|The Telegraph: Men want cuddles ...
We certainly don't seem to be very good at valuing sex as a part of relationships. Over the weekend, I was surprised to read a moving confession from a man describing himself as "the rejected husband," who describes the misery and rejection of being in a relationship where sex has died. "I ache for you," he writes. "Not for sex, but for sex with you."What the article didn't make clear, was that this specifically rejected husband is a father of three whose wife will only "reciprocate the physical contact," as he explains, "on a Saturday, long after our last child is asleep." He concedes that they have "long working days made more frenetic by three energetic kids." -- Yet he complains:
I'm tired of you being tired all the time. Do you have to go to the gym quite so often? Must you devote so much energy to the PTA?Perhaps this rejected husband should drop the cuddly foot strokes and suggest a quicky to his wife. Perhaps the idea of "sex with you" sounds like too big of a production to her; something to be left for an occasional Saturday night.
If this were the case, I can actually relate -- in light of the practical, physical, and emotional demands of motherhood. Before our daughter was born, my husband and I could and would indulge in sex on a daily basis. After it's been different. And not just immediately afterwards, during those six weeks after giving birth when women are advised to abstain, which according to the Guardian is the only "reasonable" allotted time for women to opt out of sex:

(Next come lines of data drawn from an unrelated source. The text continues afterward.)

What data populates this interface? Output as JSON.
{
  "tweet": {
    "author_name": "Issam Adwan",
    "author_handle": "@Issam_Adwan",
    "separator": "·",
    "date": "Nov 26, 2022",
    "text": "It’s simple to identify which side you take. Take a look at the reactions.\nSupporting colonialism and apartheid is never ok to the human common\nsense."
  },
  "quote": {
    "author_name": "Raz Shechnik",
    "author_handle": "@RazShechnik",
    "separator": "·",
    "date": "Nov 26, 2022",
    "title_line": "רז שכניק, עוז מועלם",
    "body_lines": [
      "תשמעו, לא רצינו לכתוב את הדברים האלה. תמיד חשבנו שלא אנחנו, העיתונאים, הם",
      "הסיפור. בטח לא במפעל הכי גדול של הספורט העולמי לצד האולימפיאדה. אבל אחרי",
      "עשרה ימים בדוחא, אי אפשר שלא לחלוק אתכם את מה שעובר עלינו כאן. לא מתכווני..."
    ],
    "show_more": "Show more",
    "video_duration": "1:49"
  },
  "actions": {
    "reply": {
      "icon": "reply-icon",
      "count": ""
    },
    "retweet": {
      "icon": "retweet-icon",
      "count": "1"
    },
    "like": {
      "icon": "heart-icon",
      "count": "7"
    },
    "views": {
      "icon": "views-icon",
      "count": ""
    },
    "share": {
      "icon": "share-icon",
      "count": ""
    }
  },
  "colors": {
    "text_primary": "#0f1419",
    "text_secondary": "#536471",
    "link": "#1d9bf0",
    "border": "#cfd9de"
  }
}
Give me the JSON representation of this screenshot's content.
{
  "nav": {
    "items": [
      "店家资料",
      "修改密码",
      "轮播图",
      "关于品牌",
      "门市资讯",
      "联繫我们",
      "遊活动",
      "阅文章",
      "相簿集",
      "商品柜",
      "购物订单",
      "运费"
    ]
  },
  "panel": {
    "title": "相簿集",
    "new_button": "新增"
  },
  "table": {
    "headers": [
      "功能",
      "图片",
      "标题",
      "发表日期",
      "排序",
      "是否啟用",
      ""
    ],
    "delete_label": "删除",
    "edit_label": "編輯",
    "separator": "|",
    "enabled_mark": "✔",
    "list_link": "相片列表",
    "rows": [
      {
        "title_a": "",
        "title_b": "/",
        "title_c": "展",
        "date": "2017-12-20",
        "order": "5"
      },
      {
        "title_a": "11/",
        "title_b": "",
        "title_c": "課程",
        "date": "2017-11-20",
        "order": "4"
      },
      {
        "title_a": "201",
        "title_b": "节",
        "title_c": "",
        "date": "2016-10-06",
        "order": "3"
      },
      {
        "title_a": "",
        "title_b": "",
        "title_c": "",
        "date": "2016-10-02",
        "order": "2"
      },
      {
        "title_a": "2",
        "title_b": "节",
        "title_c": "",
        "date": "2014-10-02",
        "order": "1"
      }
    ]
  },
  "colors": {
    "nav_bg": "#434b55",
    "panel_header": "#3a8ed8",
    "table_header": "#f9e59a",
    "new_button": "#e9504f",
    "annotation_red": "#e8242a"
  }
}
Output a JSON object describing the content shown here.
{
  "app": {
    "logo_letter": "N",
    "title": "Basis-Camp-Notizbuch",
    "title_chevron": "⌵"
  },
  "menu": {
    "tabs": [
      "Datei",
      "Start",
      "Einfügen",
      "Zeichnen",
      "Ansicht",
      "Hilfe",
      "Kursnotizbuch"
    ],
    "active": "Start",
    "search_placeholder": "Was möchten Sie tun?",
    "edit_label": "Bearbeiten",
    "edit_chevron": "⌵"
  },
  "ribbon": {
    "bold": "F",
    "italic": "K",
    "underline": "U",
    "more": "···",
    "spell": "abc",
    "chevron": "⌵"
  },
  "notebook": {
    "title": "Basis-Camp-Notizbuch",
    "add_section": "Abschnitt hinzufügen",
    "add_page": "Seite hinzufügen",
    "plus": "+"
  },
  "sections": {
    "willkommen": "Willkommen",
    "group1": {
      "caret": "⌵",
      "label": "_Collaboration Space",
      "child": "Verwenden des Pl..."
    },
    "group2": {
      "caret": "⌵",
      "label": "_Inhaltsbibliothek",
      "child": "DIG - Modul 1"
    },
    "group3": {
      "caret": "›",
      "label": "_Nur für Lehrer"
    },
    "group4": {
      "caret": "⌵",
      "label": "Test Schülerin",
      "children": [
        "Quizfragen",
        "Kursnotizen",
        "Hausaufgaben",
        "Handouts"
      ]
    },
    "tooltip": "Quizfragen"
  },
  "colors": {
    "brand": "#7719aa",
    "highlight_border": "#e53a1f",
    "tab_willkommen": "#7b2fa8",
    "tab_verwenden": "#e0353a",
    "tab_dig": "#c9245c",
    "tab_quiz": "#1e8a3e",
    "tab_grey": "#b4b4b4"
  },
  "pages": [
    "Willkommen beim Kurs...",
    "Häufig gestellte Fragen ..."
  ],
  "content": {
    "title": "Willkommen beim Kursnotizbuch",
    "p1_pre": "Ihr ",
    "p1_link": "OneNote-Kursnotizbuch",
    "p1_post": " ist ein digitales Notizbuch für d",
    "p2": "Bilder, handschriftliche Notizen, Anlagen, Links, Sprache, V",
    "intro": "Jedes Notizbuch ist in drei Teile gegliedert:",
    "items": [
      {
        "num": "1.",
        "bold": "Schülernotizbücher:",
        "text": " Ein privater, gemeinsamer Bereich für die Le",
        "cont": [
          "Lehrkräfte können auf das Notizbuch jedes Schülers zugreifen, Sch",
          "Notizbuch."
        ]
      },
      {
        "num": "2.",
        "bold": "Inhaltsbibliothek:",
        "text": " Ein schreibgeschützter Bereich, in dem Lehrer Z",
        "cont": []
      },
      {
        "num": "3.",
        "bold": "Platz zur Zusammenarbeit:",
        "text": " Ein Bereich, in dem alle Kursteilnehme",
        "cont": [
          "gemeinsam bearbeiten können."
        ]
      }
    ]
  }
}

It's actually pretty reasonable to expect sex to be a continuous part of a relationship; the partner who's being unreasonable is the one who's decided on their own that physical intimacy is over – not because of health problems, other relationships issues or an immediate obstacle such as just having had children, but purely because he or she doesn't fancy bunking up any more. (my emphasis)
Even as a mother of a three-year-old, I can still feel too touched out for cuddles and that big production kind of "sex with you," but I can crave a quicky.
Time is an issue too. I get so little uninterrupted time to focus on something: my writing and research in particular. At the end of the day, I crave that. Sure, I can sympathize with the "rejected husband" who is in despair because of his wife's preference for "endless reruns of Morse" over him. On the other hand, watching a DVD feels like the only chance I have these days to completely zone out. A Saturday to my liking? -- A quicky followed by a movie.
Reports the Guaridan:
Another "encouraging way that the Kinsey report went against expectations was by showing that women became more sexually satisfied as they got older (the researchers guessed that this might be a result of children growing up relieving stress on mothers, while reduced anxiety about fertility made sex more enjoyable for women)." (my emphasis)In other words, the time will come again when we can act like rabbits around this house, and that will be nice. But in the meantime, I remain an advocate of the quicky.